If you are preparing to sell your house, then you probably know that taking care of a few basic maintenance concerns and making it look great are keys to selling it at a better price. What you might not have heard about, though, are the directed strategies that pay off best and how to put them into place for your sale.
Below, we highlight a few of the key home improvements that may pay off when you are trying to raise the value of your home before you put it on the market. While every house has a maximum reasonable asking price that is mostly determined by its size, location, and architecture, these strategies will get you as close to that number as you can get without overspending.
1. Make Simple Upgrades
Full remodels tend to be more expensive than they are worth for sellers, regardless of which room you do them in. They are great ways to make a home your own, but when you want to sell, you really need to be concerned with the cost-to-value ratio, and the only value that matters is the final sale price. Here are the cost-effective upgrades that you might want to try out in your home:
Add a Fresh Coat of Paint
Prioritize rooms with walls that show a little wear or damage, and keep your color choices light, inviting, and relatively neutral.
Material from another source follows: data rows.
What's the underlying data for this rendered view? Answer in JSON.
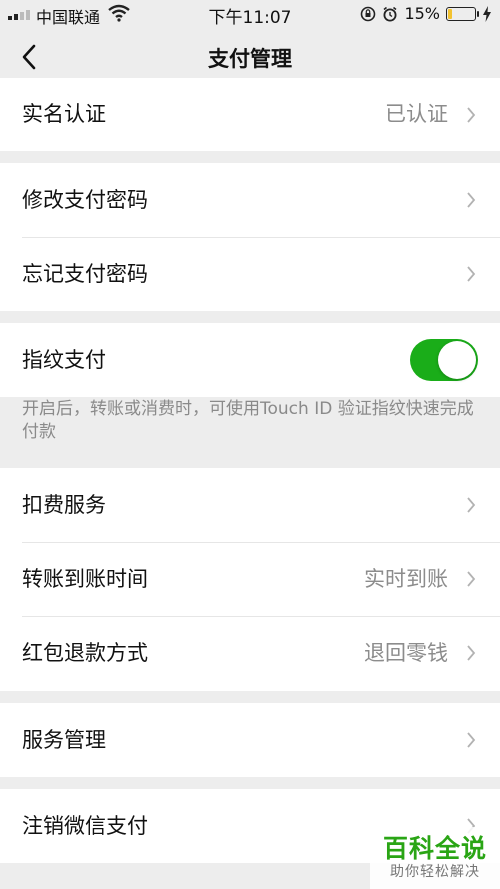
{
  "status_bar": {
    "carrier": "中国联通",
    "time": "下午11:07",
    "battery": "15%",
    "battery_level": 0.15
  },
  "nav": {
    "title": "支付管理"
  },
  "groups": {
    "identity": {
      "label": "实名认证",
      "value": "已认证"
    },
    "password": {
      "change": "修改支付密码",
      "forgot": "忘记支付密码"
    },
    "fingerprint": {
      "label": "指纹支付",
      "enabled": true,
      "description": "开启后，转账或消费时，可使用Touch ID 验证指纹快速完成付款"
    },
    "services": {
      "deduction": "扣费服务",
      "transfer_time": {
        "label": "转账到账时间",
        "value": "实时到账"
      },
      "red_packet_refund": {
        "label": "红包退款方式",
        "value": "退回零钱"
      }
    },
    "manage": {
      "label": "服务管理"
    },
    "cancel": {
      "label": "注销微信支付"
    }
  },
  "watermark": {
    "title": "百科全说",
    "subtitle": "助你轻松解决"
  },
  "colors": {
    "accent": "#1aad19",
    "watermark": "#2aa515"
  },
  "icons": [
    "signal-icon",
    "wifi-icon",
    "rotation-lock-icon",
    "alarm-icon",
    "battery-icon",
    "charging-icon",
    "back-arrow-icon",
    "chevron-right-icon"
  ]
}
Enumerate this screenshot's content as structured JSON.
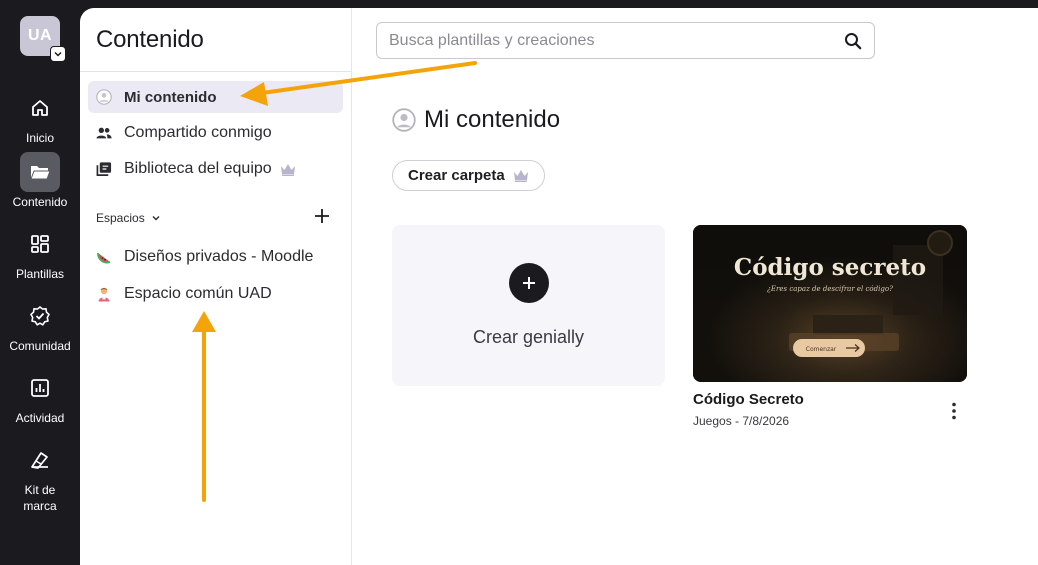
{
  "user": {
    "initials": "UA"
  },
  "rail": {
    "items": [
      {
        "label": "Inicio",
        "icon": "home-icon"
      },
      {
        "label": "Contenido",
        "icon": "folder-icon",
        "active": true
      },
      {
        "label": "Plantillas",
        "icon": "templates-icon"
      },
      {
        "label": "Comunidad",
        "icon": "community-badge-icon"
      },
      {
        "label": "Actividad",
        "icon": "activity-chart-icon"
      },
      {
        "label": "Kit de\nmarca",
        "icon": "brand-kit-icon"
      }
    ]
  },
  "panel": {
    "title": "Contenido",
    "nav": [
      {
        "label": "Mi contenido",
        "icon": "user-circle-icon",
        "active": true
      },
      {
        "label": "Compartido conmigo",
        "icon": "people-icon"
      },
      {
        "label": "Biblioteca del equipo",
        "icon": "library-icon",
        "premium": true
      }
    ],
    "spaces_label": "Espacios",
    "spaces": [
      {
        "label": "Diseños privados - Moodle",
        "icon": "watermelon-icon"
      },
      {
        "label": "Espacio común UAD",
        "icon": "person-emoji-icon"
      }
    ]
  },
  "search": {
    "placeholder": "Busca plantillas y creaciones",
    "value": ""
  },
  "main": {
    "title": "Mi contenido",
    "folder_button": "Crear carpeta",
    "create_card_label": "Crear genially",
    "cards": [
      {
        "title": "Código Secreto",
        "meta": "Juegos - 7/8/2026",
        "thumb_title": "Código secreto",
        "thumb_subtitle": "¿Eres capaz de descifrar el código?",
        "thumb_button": "Comenzar"
      }
    ]
  },
  "colors": {
    "rail_bg": "#1b1b1f",
    "arrow": "#f5a30a",
    "active_nav": "#ebe9f3",
    "premium_crown": "#b8b4cc"
  }
}
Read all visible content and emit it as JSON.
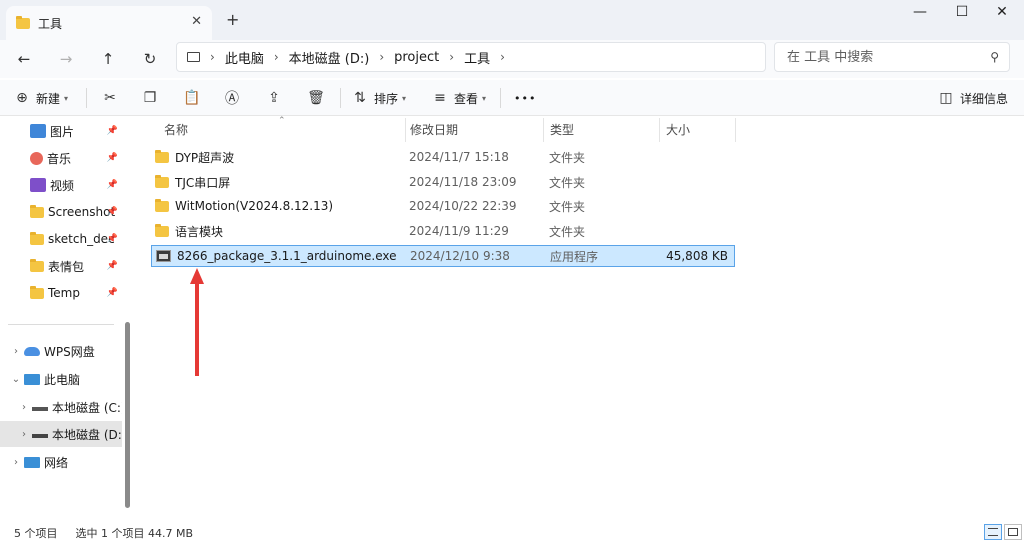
{
  "window": {
    "tab_title": "工具",
    "tab_close": "✕",
    "new_tab": "+",
    "minimize": "—",
    "maximize": "☐",
    "close": "✕"
  },
  "nav": {
    "back": "←",
    "forward": "→",
    "up": "↑",
    "refresh": "↻"
  },
  "breadcrumb": [
    "此电脑",
    "本地磁盘 (D:)",
    "project",
    "工具"
  ],
  "search": {
    "placeholder": "在 工具 中搜索"
  },
  "toolbar": {
    "new_label": "新建",
    "sort_label": "排序",
    "view_label": "查看",
    "more_label": "•••",
    "details_label": "详细信息"
  },
  "sidebar": {
    "quick_access": [
      {
        "label": "图片",
        "icon": "pictures-icon",
        "color": "#3f86d8"
      },
      {
        "label": "音乐",
        "icon": "music-icon",
        "color": "#e8675a"
      },
      {
        "label": "视频",
        "icon": "videos-icon",
        "color": "#7e4fc9"
      },
      {
        "label": "Screenshot",
        "icon": "folder-icon"
      },
      {
        "label": "sketch_dec",
        "icon": "folder-icon"
      },
      {
        "label": "表情包",
        "icon": "folder-icon"
      },
      {
        "label": "Temp",
        "icon": "folder-icon"
      }
    ],
    "tree": [
      {
        "label": "WPS网盘",
        "icon": "cloud-icon",
        "expanded": false
      },
      {
        "label": "此电脑",
        "icon": "this-pc-icon",
        "expanded": true
      },
      {
        "label": "本地磁盘 (C:)",
        "icon": "drive-c-icon",
        "expanded": false
      },
      {
        "label": "本地磁盘 (D:)",
        "icon": "drive-d-icon",
        "expanded": false,
        "selected": true
      },
      {
        "label": "网络",
        "icon": "network-icon",
        "expanded": false
      }
    ]
  },
  "columns": {
    "name": "名称",
    "date": "修改日期",
    "type": "类型",
    "size": "大小"
  },
  "files": [
    {
      "name": "DYP超声波",
      "date": "2024/11/7 15:18",
      "type": "文件夹",
      "size": "",
      "kind": "folder"
    },
    {
      "name": "TJC串口屏",
      "date": "2024/11/18 23:09",
      "type": "文件夹",
      "size": "",
      "kind": "folder"
    },
    {
      "name": "WitMotion(V2024.8.12.13)",
      "date": "2024/10/22 22:39",
      "type": "文件夹",
      "size": "",
      "kind": "folder"
    },
    {
      "name": "语言模块",
      "date": "2024/11/9 11:29",
      "type": "文件夹",
      "size": "",
      "kind": "folder"
    },
    {
      "name": "8266_package_3.1.1_arduinome.exe",
      "date": "2024/12/10 9:38",
      "type": "应用程序",
      "size": "45,808 KB",
      "kind": "exe",
      "selected": true
    }
  ],
  "status": {
    "item_count": "5 个项目",
    "selection": "选中 1 个项目  44.7 MB"
  },
  "colors": {
    "selection_bg": "#cce8ff",
    "selection_border": "#5aa3e8",
    "annotation_arrow": "#e53935",
    "folder": "#f4c542"
  }
}
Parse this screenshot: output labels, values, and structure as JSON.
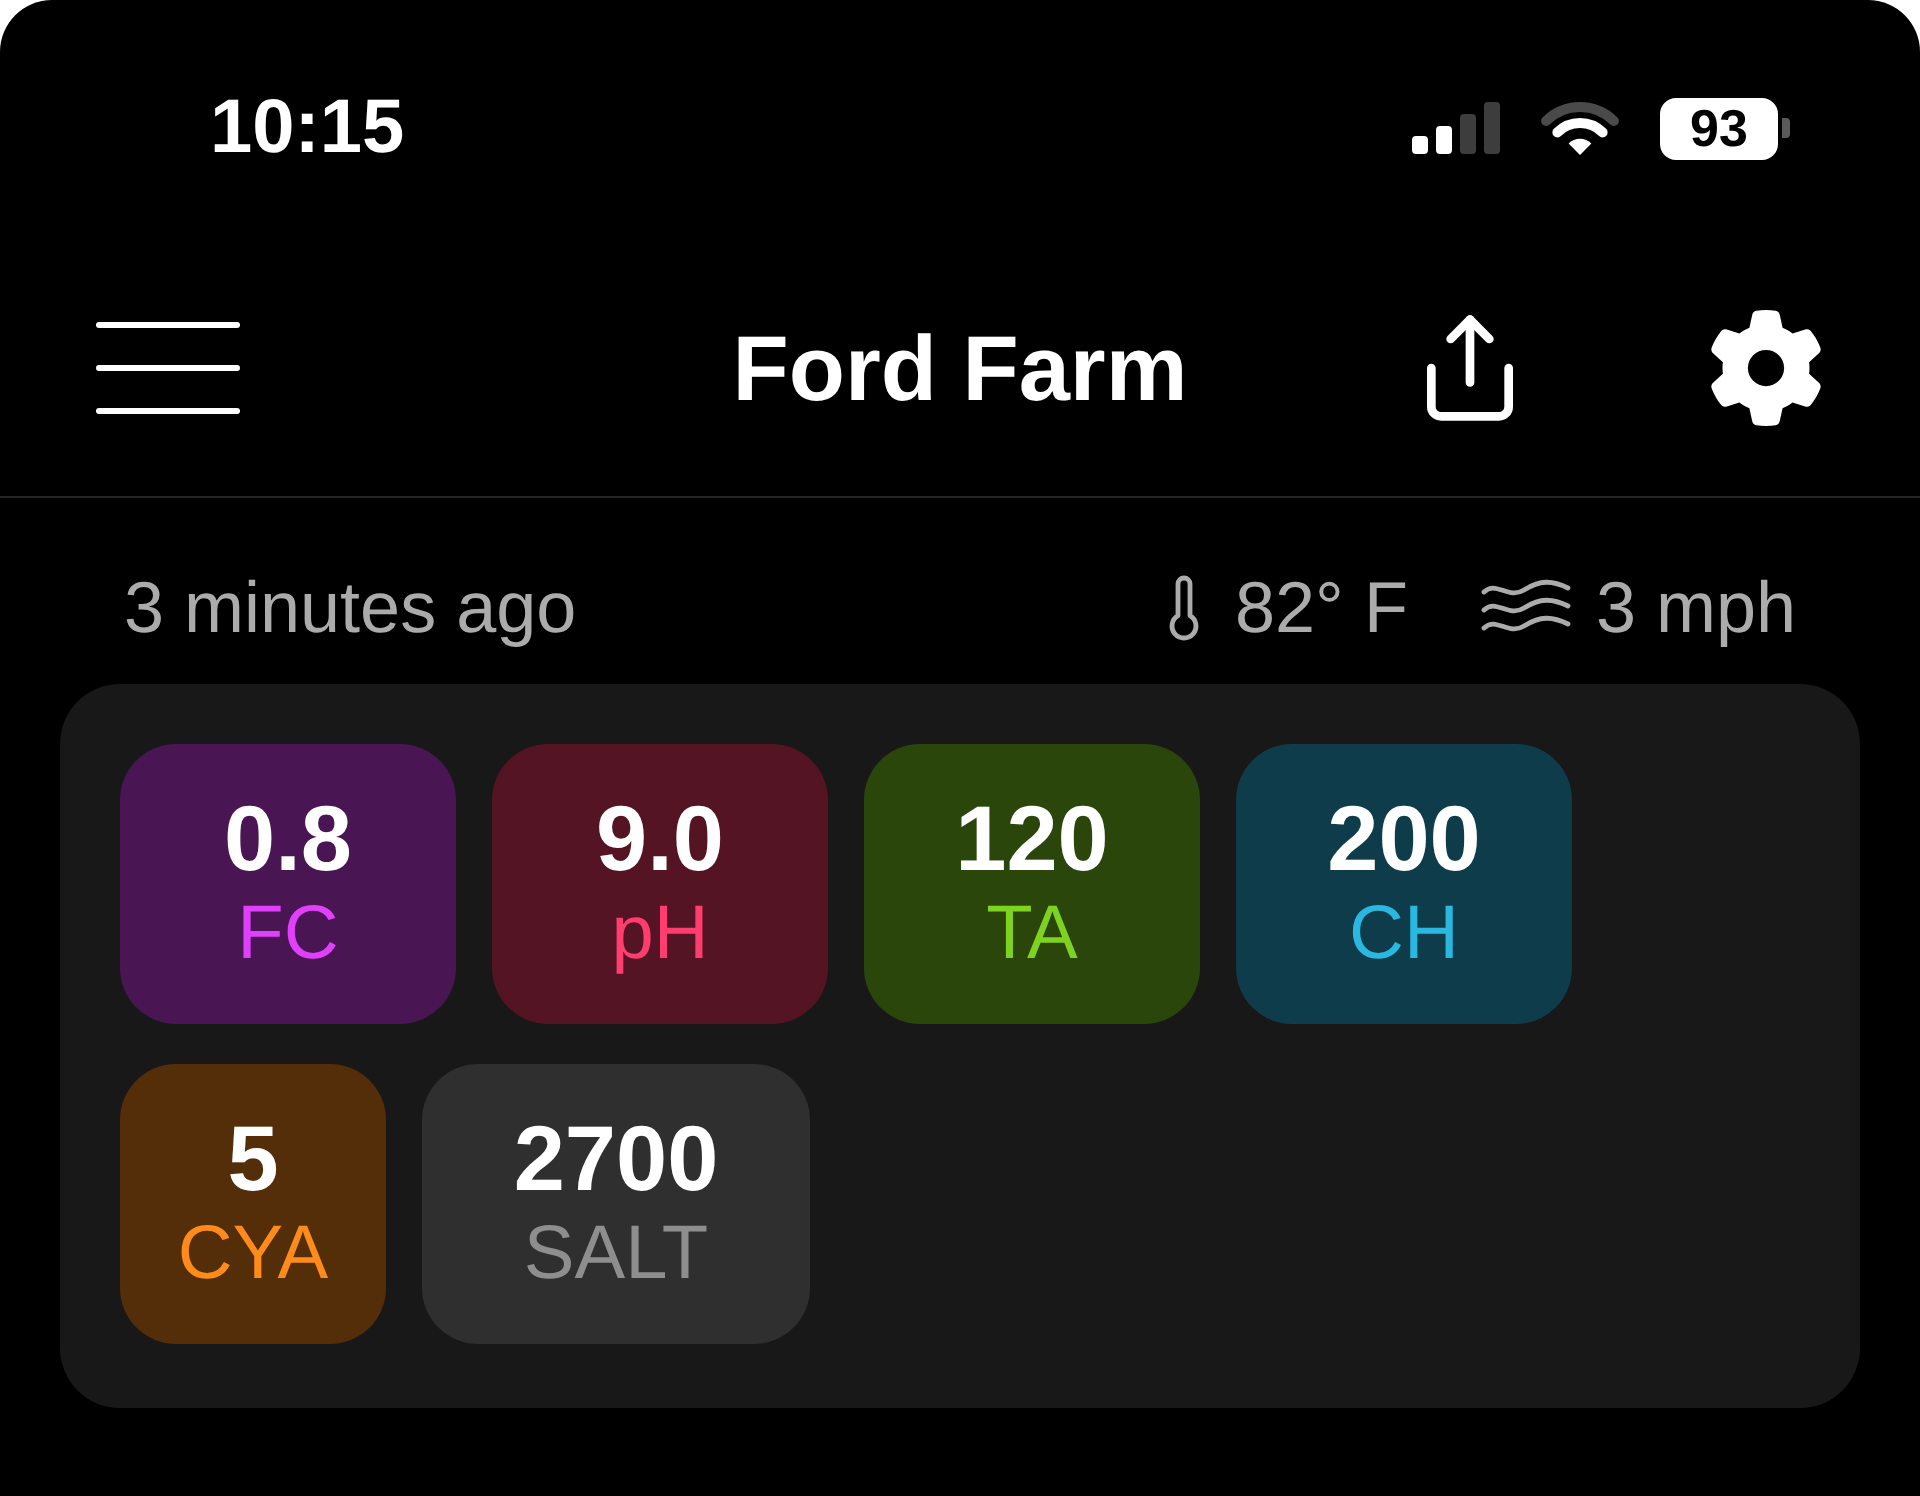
{
  "status_bar": {
    "time": "10:15",
    "battery": "93"
  },
  "header": {
    "title": "Ford Farm"
  },
  "conditions": {
    "updated": "3 minutes ago",
    "temperature": "82° F",
    "wind": "3 mph"
  },
  "readings": [
    {
      "value": "0.8",
      "label": "FC",
      "color": "#e040fb"
    },
    {
      "value": "9.0",
      "label": "pH",
      "color": "#ff3d6e"
    },
    {
      "value": "120",
      "label": "TA",
      "color": "#7ed321"
    },
    {
      "value": "200",
      "label": "CH",
      "color": "#2ab7e0"
    },
    {
      "value": "5",
      "label": "CYA",
      "color": "#ff8c1a"
    },
    {
      "value": "2700",
      "label": "SALT",
      "color": "#8e8e8e"
    }
  ]
}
Just don’t be boring or flashy, keep things in the middle.
Repair damage with fills, plasters, and other bonding agents.
Whether it is wood, porcelain, drywall, or whatever, you do not want cracks, chips, divots, and other signs of wear showing up. For woodwork, many hardware stores carry blending touch-up pens that can be a huge help.
Reglaze damaged countertops, tubs, and sinks.
This one is easy to lose money on if you do not really need it, but it is better to spend a few hundred dollars reglazing a chipping or peeling formica countertop than it is to lose thousands because show features are damaged. If you have questions about whether this option is right for your home, talk to your realtor about it.
Consider simple fixture replacement.
New cabinet handles, faucet features, and other basic fixtures can often be purchased and installed cheaply as DIY projects. A few simple swaps for tarnished, over-painted, or just out-of-date fixtures and your new additions make the room look up-to-date without investing in a full remodel.
2. Depersonalize Your Space
The hardest step for most homeowners is coming to terms with the need to cut back on their personal clutter.
Your house is your refuge, and even when it’s time to sell, it can be difficult to transition into treating it like a space for other people, but you really need to do that if you are going to get the most out of your sale. Think in terms of how a professional might come and stage your home before a showing. These steps will help you to make your home showroom-ready, and they can also help your move be easier in the long run.
Box up items that really do not need to be around the house, like old photo albums and keepsakes that are mostly out for display, take down most of your old family photos, and try for a minimalist approach to wall decor. You do want a few pictures or paintings for accent pieces, but it can be hard for a buyer to see the house behind your stuff if it is too full.
Tidy Up Your Storage Space
Even if you normally organize your tools or books with piles that are mostly the same size and color, your buyers are looking to see what is possible in a space, so storing some items and arranging others to showcase the best uses of your cabinets and other built-in storage areas will help prospective buyers see that.
Trim Your Furniture to a Tasteful Minimum
You want each room to have the pieces that are necessary to say it is completely furnished, but most of us like to over-furnish our rooms as part of our personal decorating style. Pulling that back makes it easier to see the room for itself, and it also helps you to stage it in a way that takes advantage of natural light.
Clean Up After Your Pets
If possible, get them out of the house, even if it is just during the days when the house is being shown. Having strange animals around can be off-putting to some people, and you never know who is going to be allergic.
Having some of your family’s extra belongings in storage, including that extra furniture, makes moving simpler because it gets everything that is not essential out of your way until you are ready for it.
3. Clean the House from Top to Bottom
A deep and thorough home cleaning is actually a house improvement, because it rolls back some of the wear and tear that can become damage in the long-term if it is not taken care of. This can include the growth of mold or mildew, especially in the bathroom and window sills, air purity issues that come from allergen buildups in the carpet, and moisture that can lead to problems with your basement and crawl spaces. Take these steps to get a solid deep cleaning, so that buyers see your home in the best possible light.
Remove all the stains
From hard water buildup to soap scum, rings around the drop sink, and rust marks in the basement, you will want to get rid of any signs of regular wear from your home’s fixtures. There are a variety of products, including natural alternatives, that will help with everything from rust stains to limescale. Inventory the sites in your house that need to be treated, and hit them systematically until you see no signs of the deposits.
Shampoo Carpets and Rugs
Even if they are not permanent installations in the home, a deep cleaning on all the rugs and carpets helps purify your home air quality and takes years off the appearance of the rugs. Sometimes, it can even rescue a carpet that looks like it needs to be replaced.
If you follow through with these basic upgrades and house improvement strategies, then it should be easy to maximize your home’s resale value for today’s market. Just remember, the key is to find low-cost solutions. Anything that involves major remodeling should wait for your next house.